> _Provided material_
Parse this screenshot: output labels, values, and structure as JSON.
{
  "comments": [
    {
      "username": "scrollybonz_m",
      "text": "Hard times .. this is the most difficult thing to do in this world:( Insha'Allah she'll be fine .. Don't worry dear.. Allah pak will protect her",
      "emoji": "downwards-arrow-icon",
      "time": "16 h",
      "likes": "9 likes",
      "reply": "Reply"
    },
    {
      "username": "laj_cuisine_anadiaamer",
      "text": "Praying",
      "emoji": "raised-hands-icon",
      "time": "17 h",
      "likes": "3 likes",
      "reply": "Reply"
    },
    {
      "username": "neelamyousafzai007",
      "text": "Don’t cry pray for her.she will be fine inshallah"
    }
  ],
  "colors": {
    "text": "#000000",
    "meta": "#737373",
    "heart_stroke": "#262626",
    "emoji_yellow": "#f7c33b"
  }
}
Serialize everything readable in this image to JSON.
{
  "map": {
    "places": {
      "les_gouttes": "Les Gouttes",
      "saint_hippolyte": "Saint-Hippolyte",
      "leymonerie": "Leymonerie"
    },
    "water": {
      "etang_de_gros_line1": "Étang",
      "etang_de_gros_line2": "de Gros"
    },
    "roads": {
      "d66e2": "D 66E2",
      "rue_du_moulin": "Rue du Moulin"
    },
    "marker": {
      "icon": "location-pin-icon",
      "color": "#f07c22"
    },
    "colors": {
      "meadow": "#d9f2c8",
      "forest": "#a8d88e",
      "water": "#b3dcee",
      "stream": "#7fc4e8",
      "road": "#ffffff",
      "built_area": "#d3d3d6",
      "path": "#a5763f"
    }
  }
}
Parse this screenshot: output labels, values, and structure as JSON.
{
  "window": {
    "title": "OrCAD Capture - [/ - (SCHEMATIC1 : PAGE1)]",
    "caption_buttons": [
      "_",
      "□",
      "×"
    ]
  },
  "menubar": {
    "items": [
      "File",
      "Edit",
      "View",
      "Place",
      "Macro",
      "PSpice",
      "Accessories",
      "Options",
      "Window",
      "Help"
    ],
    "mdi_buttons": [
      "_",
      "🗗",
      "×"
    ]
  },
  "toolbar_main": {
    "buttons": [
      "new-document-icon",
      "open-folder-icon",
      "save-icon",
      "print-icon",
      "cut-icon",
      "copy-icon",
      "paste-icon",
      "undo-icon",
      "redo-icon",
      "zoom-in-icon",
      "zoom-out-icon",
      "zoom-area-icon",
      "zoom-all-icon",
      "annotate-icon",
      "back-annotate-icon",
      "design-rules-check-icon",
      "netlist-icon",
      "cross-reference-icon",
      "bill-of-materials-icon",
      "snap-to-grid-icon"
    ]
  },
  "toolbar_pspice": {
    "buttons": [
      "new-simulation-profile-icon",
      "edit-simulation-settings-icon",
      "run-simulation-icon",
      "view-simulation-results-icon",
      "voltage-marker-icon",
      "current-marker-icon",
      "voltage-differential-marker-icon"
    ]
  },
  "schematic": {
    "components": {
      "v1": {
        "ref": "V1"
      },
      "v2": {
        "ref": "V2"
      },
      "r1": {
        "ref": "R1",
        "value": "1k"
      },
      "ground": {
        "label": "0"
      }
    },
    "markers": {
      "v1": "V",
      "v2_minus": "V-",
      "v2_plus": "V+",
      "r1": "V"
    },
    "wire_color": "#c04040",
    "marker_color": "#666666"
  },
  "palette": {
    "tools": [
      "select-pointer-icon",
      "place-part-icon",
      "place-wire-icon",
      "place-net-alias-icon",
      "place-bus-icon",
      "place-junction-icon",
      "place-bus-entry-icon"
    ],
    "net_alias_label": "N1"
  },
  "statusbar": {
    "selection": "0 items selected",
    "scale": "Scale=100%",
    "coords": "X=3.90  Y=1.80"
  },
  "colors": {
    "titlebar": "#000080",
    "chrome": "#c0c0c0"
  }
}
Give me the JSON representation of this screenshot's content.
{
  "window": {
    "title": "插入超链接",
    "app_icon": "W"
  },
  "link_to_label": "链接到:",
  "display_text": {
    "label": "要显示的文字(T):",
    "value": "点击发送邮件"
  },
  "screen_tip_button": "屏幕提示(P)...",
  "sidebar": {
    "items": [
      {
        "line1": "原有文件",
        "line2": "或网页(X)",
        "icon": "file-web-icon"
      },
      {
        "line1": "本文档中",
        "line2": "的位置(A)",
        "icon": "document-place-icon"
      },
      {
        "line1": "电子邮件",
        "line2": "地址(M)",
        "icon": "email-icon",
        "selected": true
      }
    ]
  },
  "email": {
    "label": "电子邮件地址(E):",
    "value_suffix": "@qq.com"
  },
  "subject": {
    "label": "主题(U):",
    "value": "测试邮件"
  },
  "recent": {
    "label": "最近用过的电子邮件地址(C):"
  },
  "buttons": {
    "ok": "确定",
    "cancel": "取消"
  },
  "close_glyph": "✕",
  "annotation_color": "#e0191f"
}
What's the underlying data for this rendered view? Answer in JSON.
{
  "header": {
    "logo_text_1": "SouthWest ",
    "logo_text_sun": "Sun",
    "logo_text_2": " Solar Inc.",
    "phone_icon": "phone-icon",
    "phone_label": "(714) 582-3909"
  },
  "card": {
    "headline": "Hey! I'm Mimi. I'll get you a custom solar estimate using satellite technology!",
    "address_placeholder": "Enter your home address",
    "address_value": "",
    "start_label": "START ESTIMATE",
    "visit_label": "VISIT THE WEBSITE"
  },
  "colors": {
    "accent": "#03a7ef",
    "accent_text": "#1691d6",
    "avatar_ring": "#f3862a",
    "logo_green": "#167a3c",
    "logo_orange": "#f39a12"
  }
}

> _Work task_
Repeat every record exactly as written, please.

> _Answer for this exercise_
Parse this screenshot: output labels, values, and structure as JSON.
{
  "comments": [
    {
      "username": "scrollybonz_m",
      "text": "Hard times .. this is the most difficult thing to do in this world:( Insha'Allah she'll be fine .. Don't worry dear.. Allah pak will protect her",
      "emoji": "downwards-arrow-icon",
      "time": "16 h",
      "likes": "9 likes",
      "reply": "Reply"
    },
    {
      "username": "laj_cuisine_anadiaamer",
      "text": "Praying",
      "emoji": "raised-hands-icon",
      "time": "17 h",
      "likes": "3 likes",
      "reply": "Reply"
    },
    {
      "username": "neelamyousafzai007",
      "text": "Don’t cry pray for her.she will be fine inshallah"
    }
  ],
  "colors": {
    "text": "#000000",
    "meta": "#737373",
    "heart_stroke": "#262626",
    "emoji_yellow": "#f7c33b"
  }
}
Serialize everything readable in this image to JSON.
{
  "map": {
    "places": {
      "les_gouttes": "Les Gouttes",
      "saint_hippolyte": "Saint-Hippolyte",
      "leymonerie": "Leymonerie"
    },
    "water": {
      "etang_de_gros_line1": "Étang",
      "etang_de_gros_line2": "de Gros"
    },
    "roads": {
      "d66e2": "D 66E2",
      "rue_du_moulin": "Rue du Moulin"
    },
    "marker": {
      "icon": "location-pin-icon",
      "color": "#f07c22"
    },
    "colors": {
      "meadow": "#d9f2c8",
      "forest": "#a8d88e",
      "water": "#b3dcee",
      "stream": "#7fc4e8",
      "road": "#ffffff",
      "built_area": "#d3d3d6",
      "path": "#a5763f"
    }
  }
}
Parse this screenshot: output labels, values, and structure as JSON.
{
  "window": {
    "title": "OrCAD Capture - [/ - (SCHEMATIC1 : PAGE1)]",
    "caption_buttons": [
      "_",
      "□",
      "×"
    ]
  },
  "menubar": {
    "items": [
      "File",
      "Edit",
      "View",
      "Place",
      "Macro",
      "PSpice",
      "Accessories",
      "Options",
      "Window",
      "Help"
    ],
    "mdi_buttons": [
      "_",
      "🗗",
      "×"
    ]
  },
  "toolbar_main": {
    "buttons": [
      "new-document-icon",
      "open-folder-icon",
      "save-icon",
      "print-icon",
      "cut-icon",
      "copy-icon",
      "paste-icon",
      "undo-icon",
      "redo-icon",
      "zoom-in-icon",
      "zoom-out-icon",
      "zoom-area-icon",
      "zoom-all-icon",
      "annotate-icon",
      "back-annotate-icon",
      "design-rules-check-icon",
      "netlist-icon",
      "cross-reference-icon",
      "bill-of-materials-icon",
      "snap-to-grid-icon"
    ]
  },
  "toolbar_pspice": {
    "buttons": [
      "new-simulation-profile-icon",
      "edit-simulation-settings-icon",
      "run-simulation-icon",
      "view-simulation-results-icon",
      "voltage-marker-icon",
      "current-marker-icon",
      "voltage-differential-marker-icon"
    ]
  },
  "schematic": {
    "components": {
      "v1": {
        "ref": "V1"
      },
      "v2": {
        "ref": "V2"
      },
      "r1": {
        "ref": "R1",
        "value": "1k"
      },
      "ground": {
        "label": "0"
      }
    },
    "markers": {
      "v1": "V",
      "v2_minus": "V-",
      "v2_plus": "V+",
      "r1": "V"
    },
    "wire_color": "#c04040",
    "marker_color": "#666666"
  },
  "palette": {
    "tools": [
      "select-pointer-icon",
      "place-part-icon",
      "place-wire-icon",
      "place-net-alias-icon",
      "place-bus-icon",
      "place-junction-icon",
      "place-bus-entry-icon"
    ],
    "net_alias_label": "N1"
  },
  "statusbar": {
    "selection": "0 items selected",
    "scale": "Scale=100%",
    "coords": "X=3.90  Y=1.80"
  },
  "colors": {
    "titlebar": "#000080",
    "chrome": "#c0c0c0"
  }
}
Give me the JSON representation of this screenshot's content.
{
  "window": {
    "title": "插入超链接",
    "app_icon": "W"
  },
  "link_to_label": "链接到:",
  "display_text": {
    "label": "要显示的文字(T):",
    "value": "点击发送邮件"
  },
  "screen_tip_button": "屏幕提示(P)...",
  "sidebar": {
    "items": [
      {
        "line1": "原有文件",
        "line2": "或网页(X)",
        "icon": "file-web-icon"
      },
      {
        "line1": "本文档中",
        "line2": "的位置(A)",
        "icon": "document-place-icon"
      },
      {
        "line1": "电子邮件",
        "line2": "地址(M)",
        "icon": "email-icon",
        "selected": true
      }
    ]
  },
  "email": {
    "label": "电子邮件地址(E):",
    "value_suffix": "@qq.com"
  },
  "subject": {
    "label": "主题(U):",
    "value": "测试邮件"
  },
  "recent": {
    "label": "最近用过的电子邮件地址(C):"
  },
  "buttons": {
    "ok": "确定",
    "cancel": "取消"
  },
  "close_glyph": "✕",
  "annotation_color": "#e0191f"
}
What's the underlying data for this rendered view? Answer in JSON.
{
  "header": {
    "logo_text_1": "SouthWest ",
    "logo_text_sun": "Sun",
    "logo_text_2": " Solar Inc.",
    "phone_icon": "phone-icon",
    "phone_label": "(714) 582-3909"
  },
  "card": {
    "headline": "Hey! I'm Mimi. I'll get you a custom solar estimate using satellite technology!",
    "address_placeholder": "Enter your home address",
    "address_value": "",
    "start_label": "START ESTIMATE",
    "visit_label": "VISIT THE WEBSITE"
  },
  "colors": {
    "accent": "#03a7ef",
    "accent_text": "#1691d6",
    "avatar_ring": "#f3862a",
    "logo_green": "#167a3c",
    "logo_orange": "#f39a12"
  }
}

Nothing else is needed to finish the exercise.